none of the professors in my department are active in those areas, so
it's tricky to get specific info about top researchers, top
departments, top journals, etc. in those areas.
I suggest trying to talk to faculty in your department anyway; at the very least, they should be able to point you in the right direction, or where to start looking.
Even in the (very unlikely) event that the faculty at your school aren't very helpful with your direct task of identifying researchers in your areas of interest, they should be able to help you start using Google (or whatever your favorite search engine is) to identify key papers to read, and, more importantly, to track down where the research that you are interested in doing is being done.

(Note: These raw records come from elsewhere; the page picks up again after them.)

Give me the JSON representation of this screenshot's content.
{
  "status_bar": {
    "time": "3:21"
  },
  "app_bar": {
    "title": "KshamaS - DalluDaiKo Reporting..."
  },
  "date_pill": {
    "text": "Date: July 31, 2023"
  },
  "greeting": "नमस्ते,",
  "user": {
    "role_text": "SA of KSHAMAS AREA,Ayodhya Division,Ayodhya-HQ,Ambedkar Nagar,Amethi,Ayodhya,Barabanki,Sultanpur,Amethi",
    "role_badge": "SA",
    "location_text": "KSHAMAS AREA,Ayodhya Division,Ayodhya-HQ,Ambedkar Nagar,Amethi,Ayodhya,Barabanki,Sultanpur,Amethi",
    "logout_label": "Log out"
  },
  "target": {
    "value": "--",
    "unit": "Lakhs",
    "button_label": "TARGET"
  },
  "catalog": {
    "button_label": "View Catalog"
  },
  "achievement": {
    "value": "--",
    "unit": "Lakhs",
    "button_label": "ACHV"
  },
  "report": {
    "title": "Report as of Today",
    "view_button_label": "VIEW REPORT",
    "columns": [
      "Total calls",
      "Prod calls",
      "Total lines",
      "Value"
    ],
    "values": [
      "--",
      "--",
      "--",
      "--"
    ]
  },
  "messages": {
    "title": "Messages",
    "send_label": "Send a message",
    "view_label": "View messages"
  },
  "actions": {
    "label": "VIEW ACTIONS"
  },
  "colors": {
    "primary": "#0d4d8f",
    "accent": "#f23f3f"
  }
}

If you have several faculty in your department to choose from, talk to the ones that are "research active": they will know how to help you perfect your search skills.

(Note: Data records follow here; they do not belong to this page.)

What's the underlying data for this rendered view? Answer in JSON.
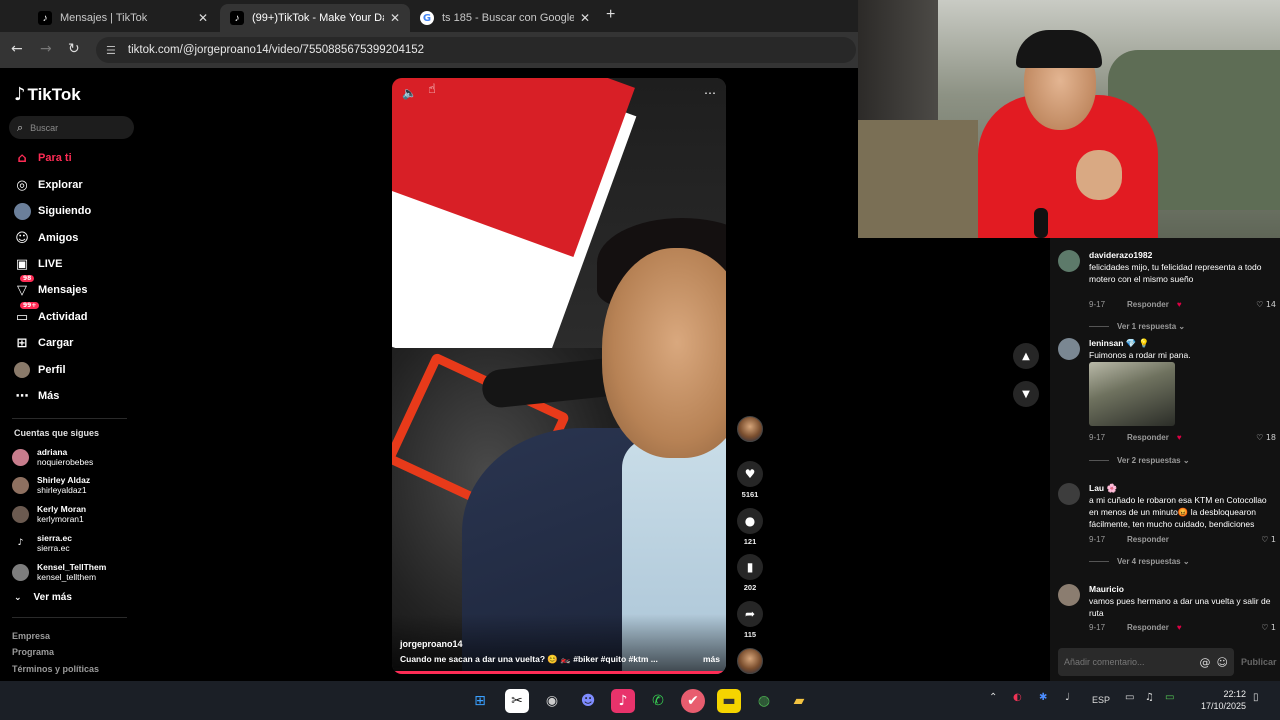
{
  "browser": {
    "tabs": [
      {
        "title": "Mensajes | TikTok",
        "active": false
      },
      {
        "title": "(99+)TikTok - Make Your Day",
        "active": true
      },
      {
        "title": "ts 185 - Buscar con Google",
        "active": false
      }
    ],
    "url": "tiktok.com/@jorgeproano14/video/7550885675399204152"
  },
  "sidebar": {
    "logo": "TikTok",
    "search_placeholder": "Buscar",
    "nav": [
      {
        "label": "Para ti",
        "icon": "home-icon",
        "active": true
      },
      {
        "label": "Explorar",
        "icon": "compass-icon"
      },
      {
        "label": "Siguiendo",
        "icon": "following-icon"
      },
      {
        "label": "Amigos",
        "icon": "friends-icon"
      },
      {
        "label": "LIVE",
        "icon": "live-icon"
      },
      {
        "label": "Mensajes",
        "icon": "messages-icon",
        "badge": "98"
      },
      {
        "label": "Actividad",
        "icon": "activity-icon",
        "badge": "99+"
      },
      {
        "label": "Cargar",
        "icon": "upload-icon"
      },
      {
        "label": "Perfil",
        "icon": "profile-avatar"
      },
      {
        "label": "Más",
        "icon": "more-icon"
      }
    ],
    "following_title": "Cuentas que sigues",
    "following": [
      {
        "name": "adriana",
        "handle": "noquierobebes"
      },
      {
        "name": "Shirley Aldaz",
        "handle": "shirleyaldaz1"
      },
      {
        "name": "Kerly Moran",
        "handle": "kerlymoran1"
      },
      {
        "name": "sierra.ec",
        "handle": "sierra.ec"
      },
      {
        "name": "Kensel_TellThem",
        "handle": "kensel_tellthem"
      }
    ],
    "see_more": "Ver más",
    "footer": [
      "Empresa",
      "Programa",
      "Términos y políticas"
    ]
  },
  "video": {
    "username": "jorgeproano14",
    "caption": "Cuando me sacan a dar una vuelta? 😊 🏍️ #biker #quito #ktm ...",
    "more": "más",
    "likes": "5161",
    "comments": "121",
    "saves": "202",
    "shares": "115"
  },
  "comments": [
    {
      "user": "daviderazo1982",
      "text": "felicidades mijo, tu felicidad representa a todo motero con el mismo sueño",
      "date": "9-17",
      "reply": "Responder",
      "likes": "14",
      "replies": "Ver 1 respuesta"
    },
    {
      "user": "leninsan 💎 💡",
      "text": "Fuimonos a rodar mi pana.",
      "date": "9-17",
      "reply": "Responder",
      "likes": "18",
      "replies": "Ver 2 respuestas"
    },
    {
      "user": "Lau 🌸",
      "text": "a mi cuñado le robaron esa KTM en Cotocollao en menos de un minuto😡 la desbloquearon fácilmente, ten mucho cuidado, bendiciones",
      "date": "9-17",
      "reply": "Responder",
      "likes": "1",
      "replies": "Ver 4 respuestas"
    },
    {
      "user": "Mauricio",
      "text": "vamos pues hermano a dar una vuelta y salir de ruta",
      "date": "9-17",
      "reply": "Responder",
      "likes": "1"
    }
  ],
  "comment_input": {
    "placeholder": "Añadir comentario...",
    "publish": "Publicar"
  },
  "taskbar": {
    "lang": "ESP",
    "time": "22:12",
    "date": "17/10/2025"
  },
  "colors": {
    "accent": "#fe2c55",
    "background": "#000000",
    "panel": "#121212"
  }
}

To supplement any useful tidbits that come out of discussions with faculty at your school, let me also add:
As an undergraduate student, you may not have had a chance to start reading papers in your areas of interest; that's OK. If that is the case, then you can start looking for papers by searching some key words related to your interests on Google Scholar, for example.
From there, you can get an idea of who the lead researchers in your subfield are, and which researchers are citing certain papers you find interesting. Keep track of the author names: read the affiliation information in the paper or use Google to figure out where these folks are.

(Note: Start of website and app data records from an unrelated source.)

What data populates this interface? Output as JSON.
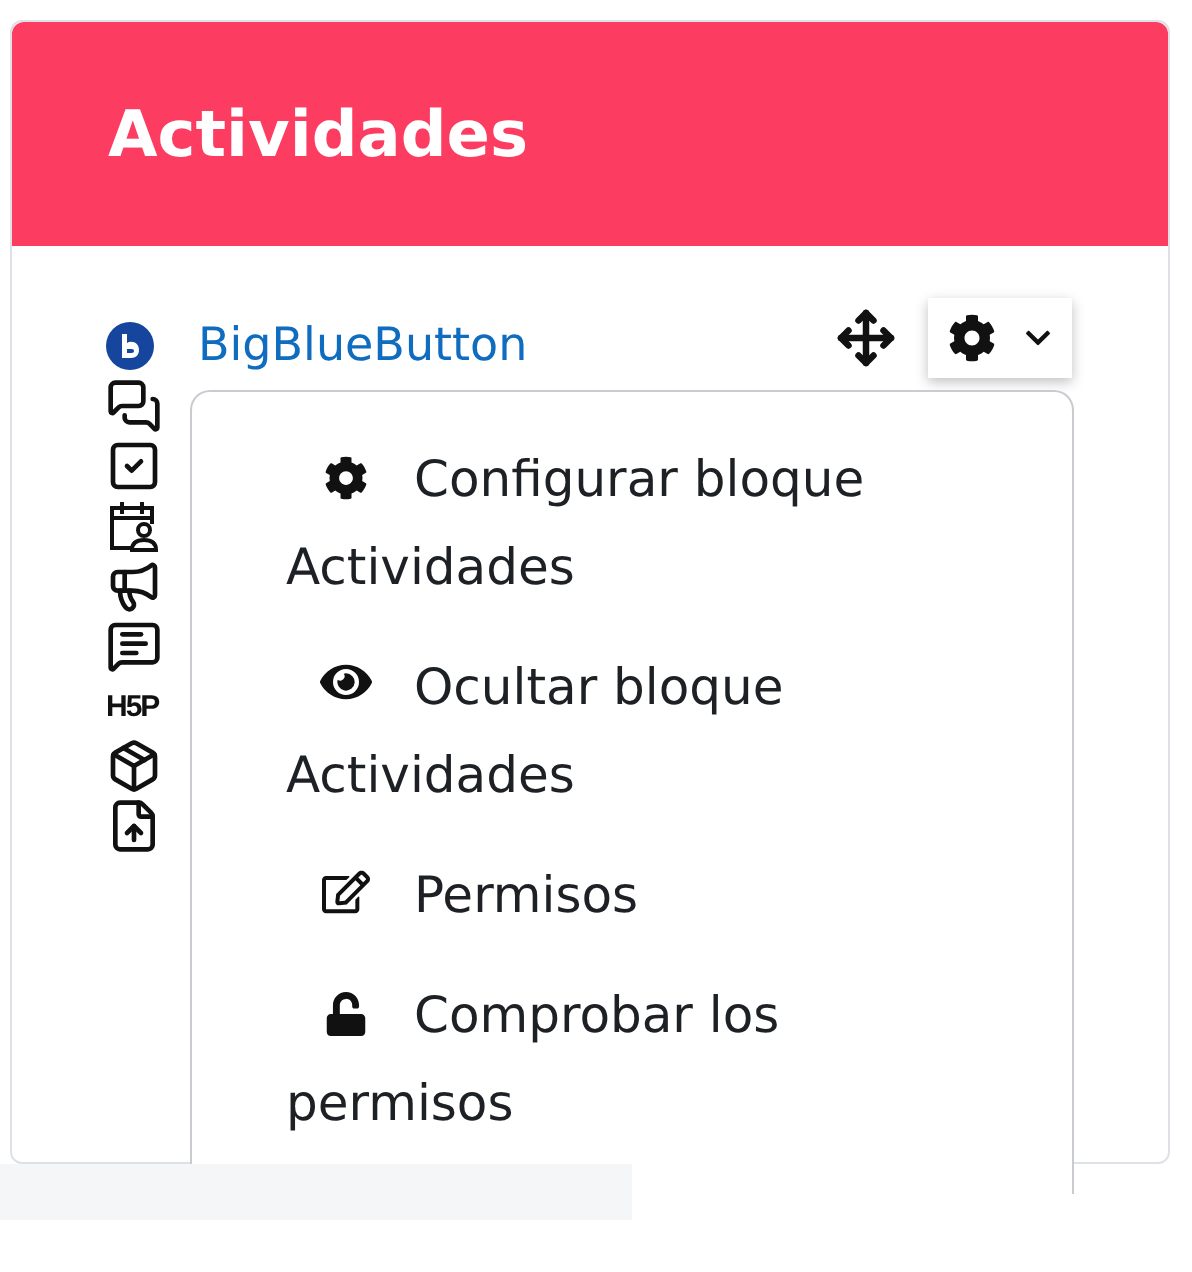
{
  "block": {
    "title": "Actividades"
  },
  "activities": [
    {
      "kind": "bigbluebutton",
      "label": "BigBlueButton"
    },
    {
      "kind": "chat"
    },
    {
      "kind": "assignment"
    },
    {
      "kind": "scheduler"
    },
    {
      "kind": "announcement"
    },
    {
      "kind": "feedback"
    },
    {
      "kind": "h5p",
      "logo_text": "H5P"
    },
    {
      "kind": "box"
    },
    {
      "kind": "upload"
    }
  ],
  "menu": [
    {
      "kind": "configure",
      "label": "Configurar bloque Actividades"
    },
    {
      "kind": "hide",
      "label": "Ocultar bloque Actividades"
    },
    {
      "kind": "permissions",
      "label": "Permisos"
    },
    {
      "kind": "check",
      "label": "Comprobar los permisos"
    }
  ]
}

You can also try searching the web for research groups that are doing the kinds of research you find interesting. For example, if you are in the states (where institutions are on the .edu domain), you could do a Google search for
"high-speed PLL design" research site:edu
and you would obviously change the "high-speed PLL design" search term to something that interests you.
Using variants of the above Google search strategy, I have found a lot of research groups (and their PIs, postdocs, etc.) that are doing the kinds of research that I've wanted to come up to speed on.